The Anglican Parish of Byron rang their bells as a wake-up call for the cause for 10 minutes on Saturday at their three main churches: All Soul’s Bangalow, St Paul’s Byron Bay, and St Martin’s Mullumbimby.

Anne Wareing from Anglican Parish of Byron says, ‘We mostly associate church bells with the call to worship, weddings and very special national celebrations. But they also have another historic function: to ring out warnings’.

A time of real national crisis

‘Here at The Anglican Parish of Byron, we believe that this is a time of real national crisis, and so on Saturday, October 30 at 6pm, we rang our bells to warn the people of Byron Shire of the threat we face.

‘The IPCC report has stated unequivocally that the extreme weather events, which have swept the globe, are the consequence of man-made climate change. The UN Secretary General has signalled “Code Red for Humanity”, which he would not do lightly.
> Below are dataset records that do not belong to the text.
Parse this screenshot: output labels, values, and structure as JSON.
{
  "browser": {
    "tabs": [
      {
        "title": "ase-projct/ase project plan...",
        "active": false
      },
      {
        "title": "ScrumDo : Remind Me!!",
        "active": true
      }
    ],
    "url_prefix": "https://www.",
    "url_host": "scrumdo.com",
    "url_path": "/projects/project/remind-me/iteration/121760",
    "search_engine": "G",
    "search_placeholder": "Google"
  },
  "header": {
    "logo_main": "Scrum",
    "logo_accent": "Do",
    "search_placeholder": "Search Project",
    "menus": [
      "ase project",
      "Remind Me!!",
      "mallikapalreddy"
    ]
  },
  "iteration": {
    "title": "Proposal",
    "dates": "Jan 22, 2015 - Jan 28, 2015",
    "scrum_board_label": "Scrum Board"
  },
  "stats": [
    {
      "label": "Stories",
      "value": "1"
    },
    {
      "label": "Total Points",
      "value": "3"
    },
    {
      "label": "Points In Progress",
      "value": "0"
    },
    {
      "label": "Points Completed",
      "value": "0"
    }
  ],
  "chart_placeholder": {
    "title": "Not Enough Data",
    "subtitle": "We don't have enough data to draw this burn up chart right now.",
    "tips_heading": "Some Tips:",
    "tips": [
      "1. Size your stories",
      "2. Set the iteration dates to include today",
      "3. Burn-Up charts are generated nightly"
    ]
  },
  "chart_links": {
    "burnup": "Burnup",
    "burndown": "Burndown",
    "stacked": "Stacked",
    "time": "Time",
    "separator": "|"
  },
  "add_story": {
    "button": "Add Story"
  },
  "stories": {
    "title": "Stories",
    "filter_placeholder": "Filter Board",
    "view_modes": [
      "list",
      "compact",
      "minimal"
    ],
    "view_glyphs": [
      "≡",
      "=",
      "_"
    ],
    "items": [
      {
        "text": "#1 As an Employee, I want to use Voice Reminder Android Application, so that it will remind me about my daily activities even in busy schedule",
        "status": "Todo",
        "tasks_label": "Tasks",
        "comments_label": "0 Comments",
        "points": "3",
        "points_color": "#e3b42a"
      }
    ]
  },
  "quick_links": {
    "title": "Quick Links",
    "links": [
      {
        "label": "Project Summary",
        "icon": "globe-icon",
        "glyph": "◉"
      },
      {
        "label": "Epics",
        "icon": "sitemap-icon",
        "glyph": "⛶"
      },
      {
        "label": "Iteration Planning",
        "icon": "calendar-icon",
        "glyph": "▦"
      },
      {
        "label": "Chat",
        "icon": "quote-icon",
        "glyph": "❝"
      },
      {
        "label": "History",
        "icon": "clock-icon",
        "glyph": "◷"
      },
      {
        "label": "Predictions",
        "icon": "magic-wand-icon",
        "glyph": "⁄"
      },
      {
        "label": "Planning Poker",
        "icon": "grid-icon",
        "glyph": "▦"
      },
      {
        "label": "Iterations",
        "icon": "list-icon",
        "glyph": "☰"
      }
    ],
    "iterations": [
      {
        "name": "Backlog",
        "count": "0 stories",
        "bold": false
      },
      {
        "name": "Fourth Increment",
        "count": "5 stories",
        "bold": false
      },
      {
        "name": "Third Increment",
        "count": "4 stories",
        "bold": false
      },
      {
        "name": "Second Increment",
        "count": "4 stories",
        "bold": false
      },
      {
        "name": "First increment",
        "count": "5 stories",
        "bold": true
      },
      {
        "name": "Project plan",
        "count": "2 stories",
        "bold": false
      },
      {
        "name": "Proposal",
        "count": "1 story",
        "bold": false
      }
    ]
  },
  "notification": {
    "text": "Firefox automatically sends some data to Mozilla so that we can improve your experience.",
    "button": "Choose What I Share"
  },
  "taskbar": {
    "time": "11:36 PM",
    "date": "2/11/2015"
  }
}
‘Our planet has given us warning after warning, through floods, wildfires, droughts, heat domes and hurricanes, that we have profoundly affected the balance of the planet and are making it increasingly hostile to humankind.

‘There can no longer be any doubt that humanity is now in mortal danger… and on a global scale.

‘Here in the Byron Shire the extreme weather events have affected our Community, but as Christians, we are also concerned with the millions around the world who are being profoundly affected: the poor who have contributed the least to the problem.

‘We need our political leaders to take the courageous and, if necessary, selfless actions that times of extreme emergency require’.

‘The nations of the global south are already suffering the severest effects of drought, crop failures, hurricanes and cyclones. But the poor in this country will also be the first to suffer from rising food prices, heat exhaustion or the inability to insure their homes and businesses against floods.

On Monday, in Glasgow, the UK is hosting the 26th International Conference to address the Climate Crisis. So far, those conferences have failed to slow the rate of greenhouse gas emissions, allowing us to continue the path of self-destruction.

‘We need our political leaders to take the courageous and, if necessary, selfless actions that times of extreme emergency require’.


Support The Echo

Keeping the community together and the community voice loud and clear is what The Echo is about. More than ever we need your help to keep this voice alive and thriving in the community.

Like all businesses we are struggling to keep food on the table of all our local and hard working journalists, artists, sales, delivery and drudges who keep the news coming out to you both in the newspaper and online. If you can spare a few dollars a week – or maybe more – we would appreciate all the support you are able to give to keep the voice of independent, local journalism alive.

LEAVE A REPLY

Please enter your comment!
Please enter your name here

Minor flooding may occur Friday morning at Coraki and Bungawalbyn

Heavy rainfall on Tuesday and Wednesday have caused river level rises along the Richmond and Wilsons Rivers with the Wilsons River peaking overnight and the...

Lismore saw one new case of COVID-19

A new case of COVID-19 was confirmed in Lismore in the 24 hours to 8pm 30 November.

Want to make your own nest box and help with bushfire recovery on Friday?

Conservation Volunteers Australia are running a nest-building workshop in one of Australia’s most biodiverse hotspots, the Nightcap Range, ‘to create homes and hope for wildlife’.

Storylines – An escape from reality

I am a teacher. I teach at University Canberra, on Ngunnawal country, in ACT. This university went into ‘Lockdown’ about four months ago. We were...